**DATA FOR THE TASK:**
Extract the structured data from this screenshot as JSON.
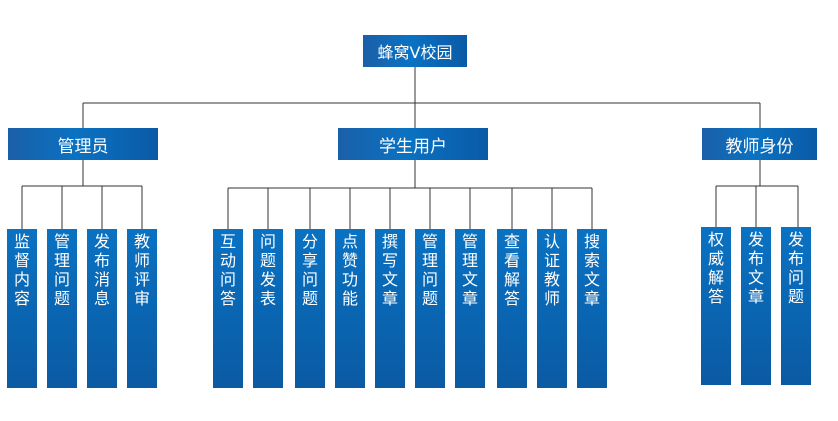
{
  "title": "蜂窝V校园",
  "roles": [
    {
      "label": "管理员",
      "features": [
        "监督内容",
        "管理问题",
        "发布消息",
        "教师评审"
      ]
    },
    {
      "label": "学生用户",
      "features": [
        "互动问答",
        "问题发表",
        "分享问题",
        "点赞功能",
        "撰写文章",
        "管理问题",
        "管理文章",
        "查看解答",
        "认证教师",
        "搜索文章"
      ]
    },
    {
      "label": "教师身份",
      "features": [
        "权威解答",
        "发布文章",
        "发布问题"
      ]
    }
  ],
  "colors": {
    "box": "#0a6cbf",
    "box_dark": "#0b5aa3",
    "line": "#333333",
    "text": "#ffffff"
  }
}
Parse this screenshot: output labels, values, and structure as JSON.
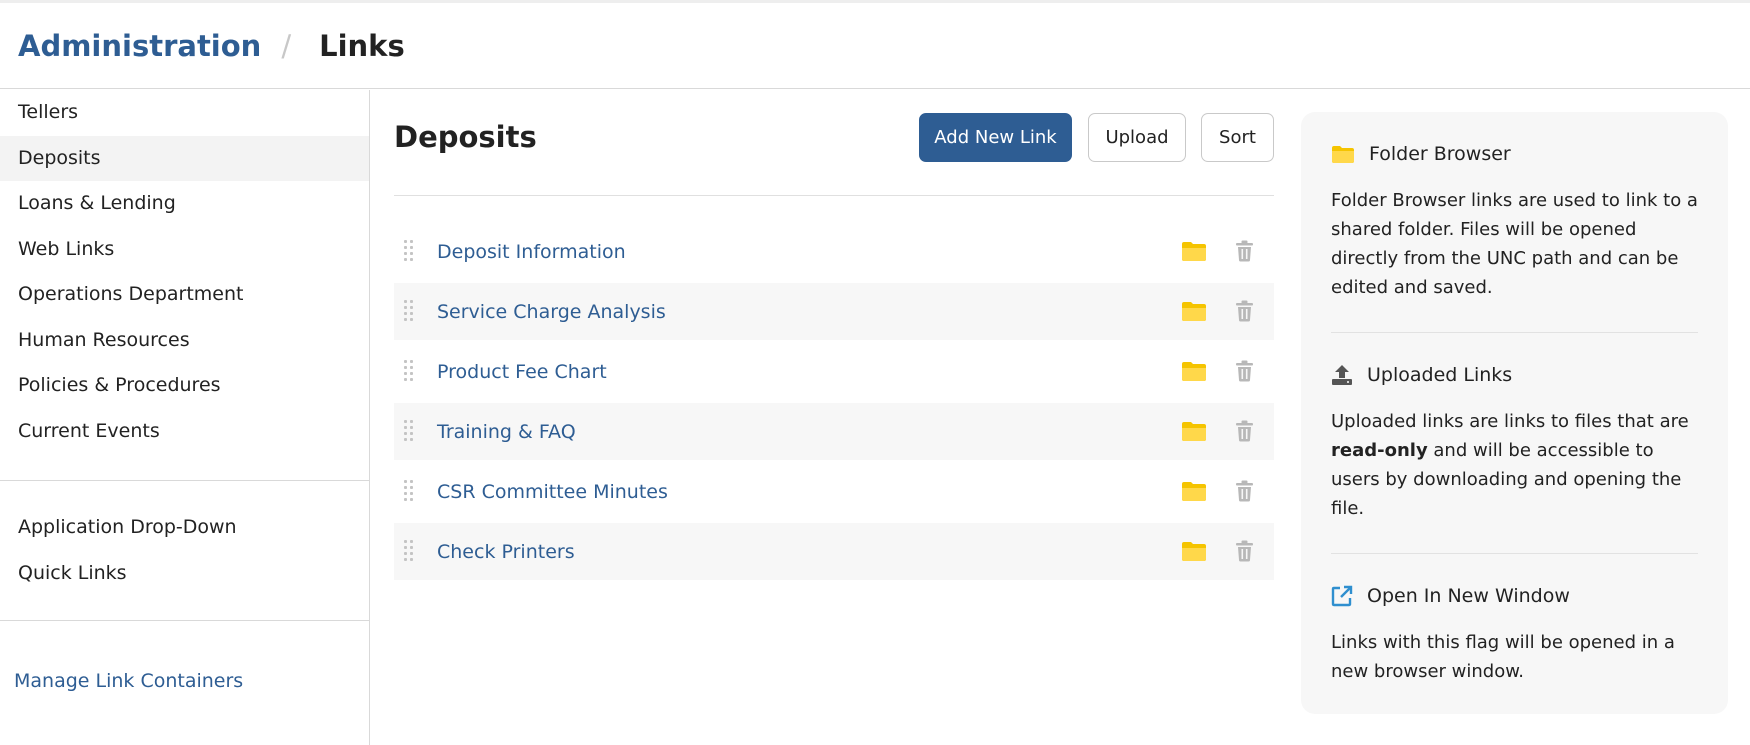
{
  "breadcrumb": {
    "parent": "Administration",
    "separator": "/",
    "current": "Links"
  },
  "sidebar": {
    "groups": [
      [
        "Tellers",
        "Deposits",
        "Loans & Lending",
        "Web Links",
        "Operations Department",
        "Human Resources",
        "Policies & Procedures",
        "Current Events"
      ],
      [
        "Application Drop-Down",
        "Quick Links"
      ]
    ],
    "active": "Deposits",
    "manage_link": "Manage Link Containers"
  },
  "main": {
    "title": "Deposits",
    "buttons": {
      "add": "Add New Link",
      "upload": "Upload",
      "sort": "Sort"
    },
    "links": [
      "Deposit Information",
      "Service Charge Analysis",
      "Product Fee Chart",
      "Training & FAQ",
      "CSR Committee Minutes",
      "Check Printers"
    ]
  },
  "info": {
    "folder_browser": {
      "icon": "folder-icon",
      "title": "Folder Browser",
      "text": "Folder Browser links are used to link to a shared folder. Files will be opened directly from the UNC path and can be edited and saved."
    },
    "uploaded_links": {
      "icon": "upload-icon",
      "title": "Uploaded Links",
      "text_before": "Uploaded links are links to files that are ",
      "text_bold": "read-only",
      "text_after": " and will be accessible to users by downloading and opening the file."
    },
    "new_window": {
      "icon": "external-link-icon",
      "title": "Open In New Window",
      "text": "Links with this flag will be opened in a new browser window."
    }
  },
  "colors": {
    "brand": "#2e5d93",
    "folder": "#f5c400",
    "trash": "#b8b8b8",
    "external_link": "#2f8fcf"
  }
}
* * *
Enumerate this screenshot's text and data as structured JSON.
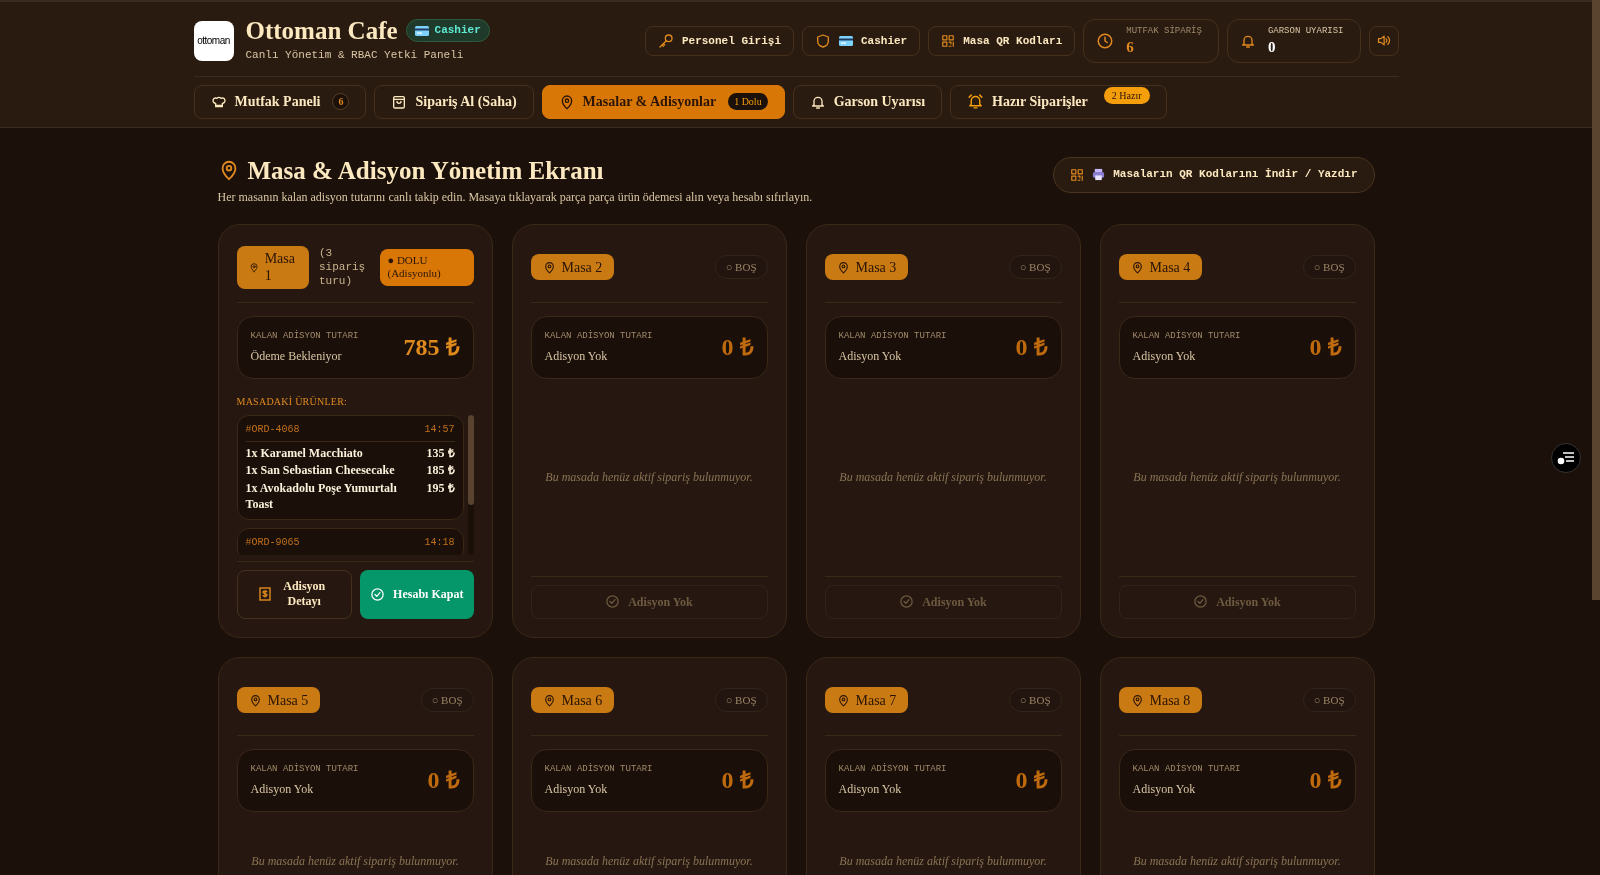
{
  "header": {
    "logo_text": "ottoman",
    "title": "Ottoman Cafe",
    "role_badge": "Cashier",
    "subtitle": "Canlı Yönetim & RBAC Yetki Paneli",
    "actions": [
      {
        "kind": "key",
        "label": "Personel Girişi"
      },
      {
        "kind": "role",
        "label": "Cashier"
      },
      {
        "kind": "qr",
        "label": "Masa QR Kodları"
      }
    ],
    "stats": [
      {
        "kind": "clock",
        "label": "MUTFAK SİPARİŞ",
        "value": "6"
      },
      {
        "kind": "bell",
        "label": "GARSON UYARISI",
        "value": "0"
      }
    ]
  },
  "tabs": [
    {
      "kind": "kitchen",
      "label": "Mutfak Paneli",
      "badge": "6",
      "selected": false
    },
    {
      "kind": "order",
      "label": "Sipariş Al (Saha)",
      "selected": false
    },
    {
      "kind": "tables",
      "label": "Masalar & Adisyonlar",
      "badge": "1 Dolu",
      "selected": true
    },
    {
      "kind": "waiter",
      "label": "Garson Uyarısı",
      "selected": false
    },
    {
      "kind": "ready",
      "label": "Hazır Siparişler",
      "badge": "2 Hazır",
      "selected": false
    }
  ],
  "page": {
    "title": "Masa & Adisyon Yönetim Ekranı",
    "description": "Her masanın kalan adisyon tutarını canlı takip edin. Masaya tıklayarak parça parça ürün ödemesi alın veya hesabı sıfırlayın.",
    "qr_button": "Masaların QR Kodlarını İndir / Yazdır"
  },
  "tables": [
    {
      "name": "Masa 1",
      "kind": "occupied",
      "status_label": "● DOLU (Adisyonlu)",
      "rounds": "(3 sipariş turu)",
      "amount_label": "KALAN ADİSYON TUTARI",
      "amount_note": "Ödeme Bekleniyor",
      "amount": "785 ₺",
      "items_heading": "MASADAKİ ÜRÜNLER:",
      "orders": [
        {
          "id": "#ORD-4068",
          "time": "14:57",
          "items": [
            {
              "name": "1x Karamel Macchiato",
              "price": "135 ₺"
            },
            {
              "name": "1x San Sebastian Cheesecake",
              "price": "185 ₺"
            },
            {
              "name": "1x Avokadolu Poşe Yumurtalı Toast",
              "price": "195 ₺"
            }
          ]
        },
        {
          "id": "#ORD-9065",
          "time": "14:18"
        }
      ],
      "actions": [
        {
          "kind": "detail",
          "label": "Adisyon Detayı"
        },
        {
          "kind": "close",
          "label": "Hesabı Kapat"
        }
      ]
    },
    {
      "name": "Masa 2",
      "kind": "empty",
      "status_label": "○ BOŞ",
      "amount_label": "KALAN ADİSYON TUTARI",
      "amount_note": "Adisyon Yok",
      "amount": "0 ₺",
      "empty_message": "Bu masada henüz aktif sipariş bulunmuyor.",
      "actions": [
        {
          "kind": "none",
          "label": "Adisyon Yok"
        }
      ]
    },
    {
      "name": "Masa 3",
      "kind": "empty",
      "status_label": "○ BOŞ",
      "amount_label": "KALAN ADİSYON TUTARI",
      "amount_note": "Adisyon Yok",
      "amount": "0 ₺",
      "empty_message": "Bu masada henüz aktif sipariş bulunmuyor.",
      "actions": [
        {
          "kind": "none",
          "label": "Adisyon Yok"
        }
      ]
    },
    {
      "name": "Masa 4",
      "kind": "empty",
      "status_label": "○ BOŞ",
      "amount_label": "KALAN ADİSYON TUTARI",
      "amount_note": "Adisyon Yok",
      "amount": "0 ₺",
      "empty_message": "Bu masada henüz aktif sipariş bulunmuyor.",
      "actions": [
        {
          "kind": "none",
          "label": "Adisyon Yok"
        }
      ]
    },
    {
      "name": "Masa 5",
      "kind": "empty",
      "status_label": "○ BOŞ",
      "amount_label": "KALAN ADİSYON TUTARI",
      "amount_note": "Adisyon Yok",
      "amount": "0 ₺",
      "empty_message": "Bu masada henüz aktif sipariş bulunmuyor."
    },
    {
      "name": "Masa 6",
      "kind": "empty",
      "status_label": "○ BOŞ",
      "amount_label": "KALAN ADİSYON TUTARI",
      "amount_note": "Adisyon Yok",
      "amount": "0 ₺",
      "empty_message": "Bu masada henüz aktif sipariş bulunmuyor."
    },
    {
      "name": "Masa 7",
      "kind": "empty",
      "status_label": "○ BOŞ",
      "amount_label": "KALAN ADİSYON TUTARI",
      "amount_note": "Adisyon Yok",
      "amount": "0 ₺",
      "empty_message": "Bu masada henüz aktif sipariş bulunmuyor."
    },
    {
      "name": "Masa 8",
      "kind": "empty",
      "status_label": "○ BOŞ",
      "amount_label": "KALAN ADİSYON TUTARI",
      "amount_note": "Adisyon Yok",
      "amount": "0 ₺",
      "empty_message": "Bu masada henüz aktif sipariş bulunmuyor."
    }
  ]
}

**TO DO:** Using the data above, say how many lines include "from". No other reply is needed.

**ANSWER BELOW:** 2